Wartimes tend to provoke an odd mix of certainties and ambivalences about who we are, and what we need to defend. So, too, do war mentalities reinforce representations of collective virtues and vices that appear as unflappable as they sometimes seem foolish. This is particularly true of comic representations, and it goes for everything from war posters to wartime editorial cartoons. This talk will provide a rundown of a recently published book Caricature and National Character: The United States at War and a consideration of U.S. war culture in the comic looking glass.
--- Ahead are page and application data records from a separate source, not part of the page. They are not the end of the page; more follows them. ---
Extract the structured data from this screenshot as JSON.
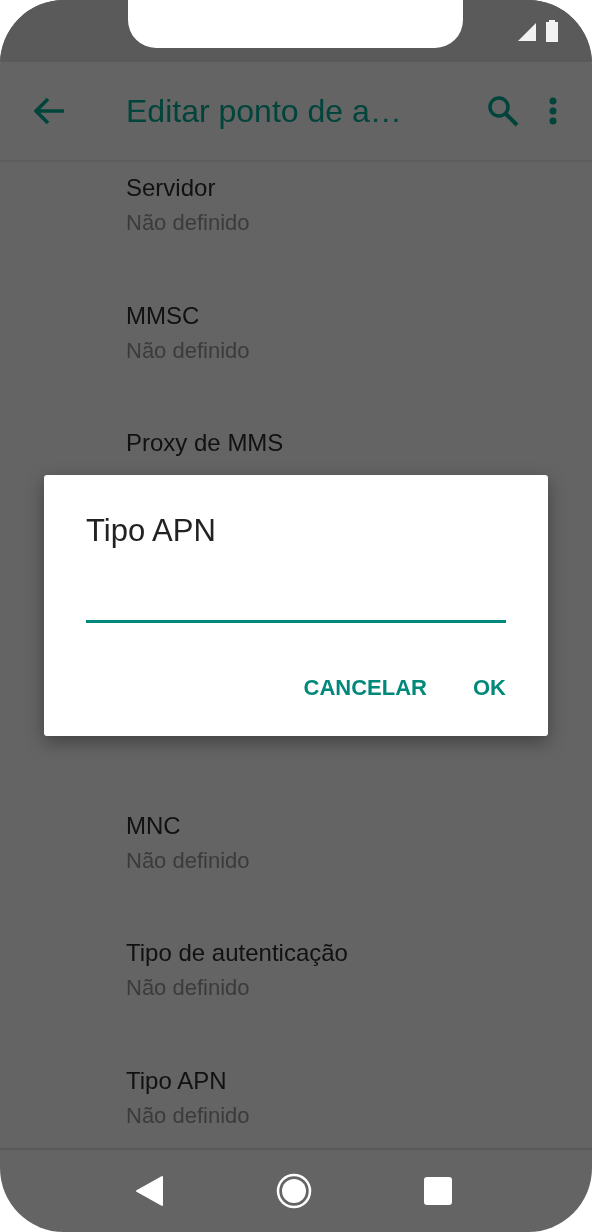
{
  "toolbar": {
    "title": "Editar ponto de a…"
  },
  "settings": [
    {
      "title": "Servidor",
      "subtitle": "Não definido"
    },
    {
      "title": "MMSC",
      "subtitle": "Não definido"
    },
    {
      "title": "Proxy de MMS"
    },
    {
      "title": "MNC",
      "subtitle": "Não definido"
    },
    {
      "title": "Tipo de autenticação",
      "subtitle": "Não definido"
    },
    {
      "title": "Tipo APN",
      "subtitle": "Não definido"
    }
  ],
  "dialog": {
    "title": "Tipo APN",
    "buttons": [
      "CANCELAR",
      "OK"
    ]
  }
}
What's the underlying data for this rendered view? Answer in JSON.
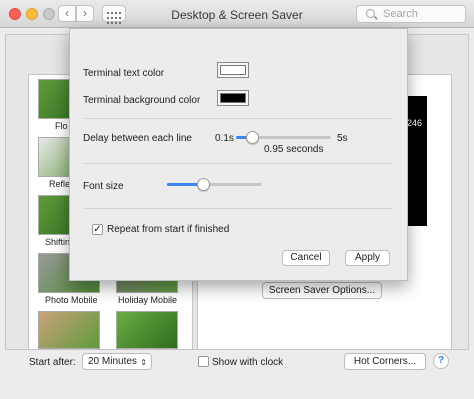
{
  "window": {
    "title": "Desktop & Screen Saver",
    "search_placeholder": "Search",
    "nav": {
      "back": "‹",
      "forward": "›"
    }
  },
  "savers": [
    {
      "label": "Flo"
    },
    {
      "label": "Refle"
    },
    {
      "label": "Shiftin"
    },
    {
      "label": "Photo Mobile"
    },
    {
      "label": "Holiday Mobile"
    }
  ],
  "preview": {
    "text": "246",
    "options_button": "Screen Saver Options..."
  },
  "bottom": {
    "start_after_label": "Start after:",
    "start_after_value": "20 Minutes",
    "show_clock_label": "Show with clock",
    "show_clock_checked": false,
    "hot_corners_button": "Hot Corners...",
    "help": "?"
  },
  "sheet": {
    "text_color_label": "Terminal text color",
    "text_color": "#ffffff",
    "bg_color_label": "Terminal background color",
    "bg_color": "#000000",
    "delay_label": "Delay between each line",
    "delay_min": "0.1s",
    "delay_max": "5s",
    "delay_value_text": "0.95 seconds",
    "delay_fraction": 0.17,
    "font_size_label": "Font size",
    "font_size_fraction": 0.38,
    "repeat_label": "Repeat from start if finished",
    "repeat_checked": true,
    "cancel_button": "Cancel",
    "apply_button": "Apply"
  }
}
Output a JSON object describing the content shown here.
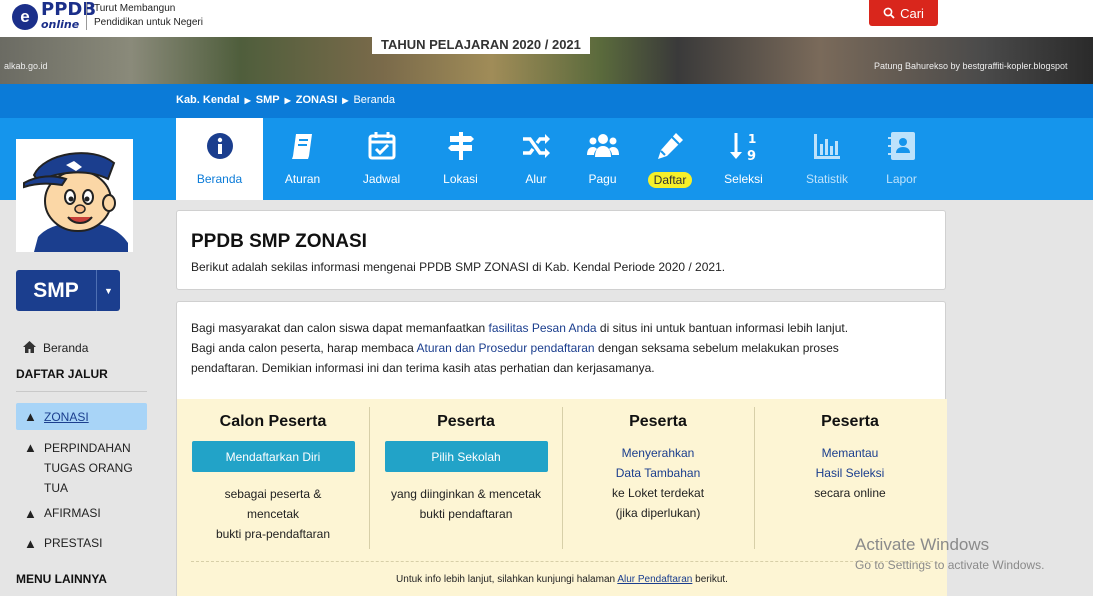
{
  "header": {
    "logo_text": "PPDB",
    "logo_sub": "online",
    "tagline_1": "Turut Membangun",
    "tagline_2": "Pendidikan untuk Negeri",
    "search_button": "Cari"
  },
  "banner": {
    "year": "TAHUN PELAJARAN 2020 / 2021",
    "domain": "alkab.go.id",
    "credit": "Patung Bahurekso by bestgraffiti-kopler.blogspot"
  },
  "breadcrumb": [
    "Kab. Kendal",
    "SMP",
    "ZONASI",
    "Beranda"
  ],
  "nav": [
    {
      "label": "Beranda",
      "icon": "info-icon",
      "active": true
    },
    {
      "label": "Aturan",
      "icon": "book-icon"
    },
    {
      "label": "Jadwal",
      "icon": "calendar-check-icon"
    },
    {
      "label": "Lokasi",
      "icon": "signpost-icon"
    },
    {
      "label": "Alur",
      "icon": "shuffle-icon"
    },
    {
      "label": "Pagu",
      "icon": "users-icon"
    },
    {
      "label": "Daftar",
      "icon": "pencil-icon",
      "highlight": true
    },
    {
      "label": "Seleksi",
      "icon": "sort-numeric-icon"
    },
    {
      "label": "Statistik",
      "icon": "bar-chart-icon",
      "dim": true
    },
    {
      "label": "Lapor",
      "icon": "contact-card-icon",
      "dim": true
    }
  ],
  "sidebar": {
    "level": "SMP",
    "home": "Beranda",
    "section_jalur": "DAFTAR JALUR",
    "jalur": [
      {
        "label": "ZONASI",
        "active": true
      },
      {
        "label_lines": [
          "PERPINDAHAN",
          "TUGAS ORANG",
          "TUA"
        ]
      },
      {
        "label": "AFIRMASI"
      },
      {
        "label": "PRESTASI"
      }
    ],
    "section_lain": "MENU LAINNYA"
  },
  "main": {
    "title": "PPDB SMP ZONASI",
    "subtitle": "Berikut adalah sekilas informasi mengenai PPDB SMP ZONASI di Kab. Kendal Periode 2020 / 2021.",
    "intro_1a": "Bagi masyarakat dan calon siswa dapat memanfaatkan ",
    "intro_1_link": "fasilitas Pesan Anda",
    "intro_1b": " di situs ini untuk bantuan informasi lebih lanjut.",
    "intro_2a": "Bagi anda calon peserta, harap membaca ",
    "intro_2_link": "Aturan dan Prosedur pendaftaran",
    "intro_2b": " dengan seksama sebelum melakukan proses",
    "intro_3": "pendaftaran. Demikian informasi ini dan terima kasih atas perhatian dan kerjasamanya.",
    "steps": [
      {
        "heading": "Calon Peserta",
        "button": "Mendaftarkan Diri",
        "desc": [
          "sebagai peserta &",
          "mencetak",
          "bukti pra-pendaftaran"
        ]
      },
      {
        "heading": "Peserta",
        "button": "Pilih Sekolah",
        "desc": [
          "yang diinginkan & mencetak",
          "bukti pendaftaran"
        ]
      },
      {
        "heading": "Peserta",
        "link": [
          "Menyerahkan",
          "Data Tambahan"
        ],
        "desc": [
          "ke Loket terdekat",
          "(jika diperlukan)"
        ]
      },
      {
        "heading": "Peserta",
        "link": [
          "Memantau",
          "Hasil Seleksi"
        ],
        "desc": [
          "secara online"
        ]
      }
    ],
    "footer_a": "Untuk info lebih lanjut, silahkan kunjungi halaman ",
    "footer_link": "Alur Pendaftaran",
    "footer_b": " berikut."
  },
  "watermark": {
    "line1": "Activate Windows",
    "line2": "Go to Settings to activate Windows."
  }
}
Chris Gilbert is Assistant Professor of English in the areas of Communication & Media at Assumption University. In addition to his book Caricature and National Character: The United States at War (published by Penn State University Press), he is the author of numerous articles and essays, most of which look at the role of humor in cultural politics and particularly comic responses to controversies and conflicts around matters of collective identity. These publications appear in a variety of leading journals including Studies in American Humor, The Quarterly Journal of Speech, Rhetoric Society Quarterly, Communication & Critical/Cultural Studies, Text & Performance Quarterly, Critical Studies in Media Communication, Philosophy & Rhetoric, and more, as well as in several edited volumes.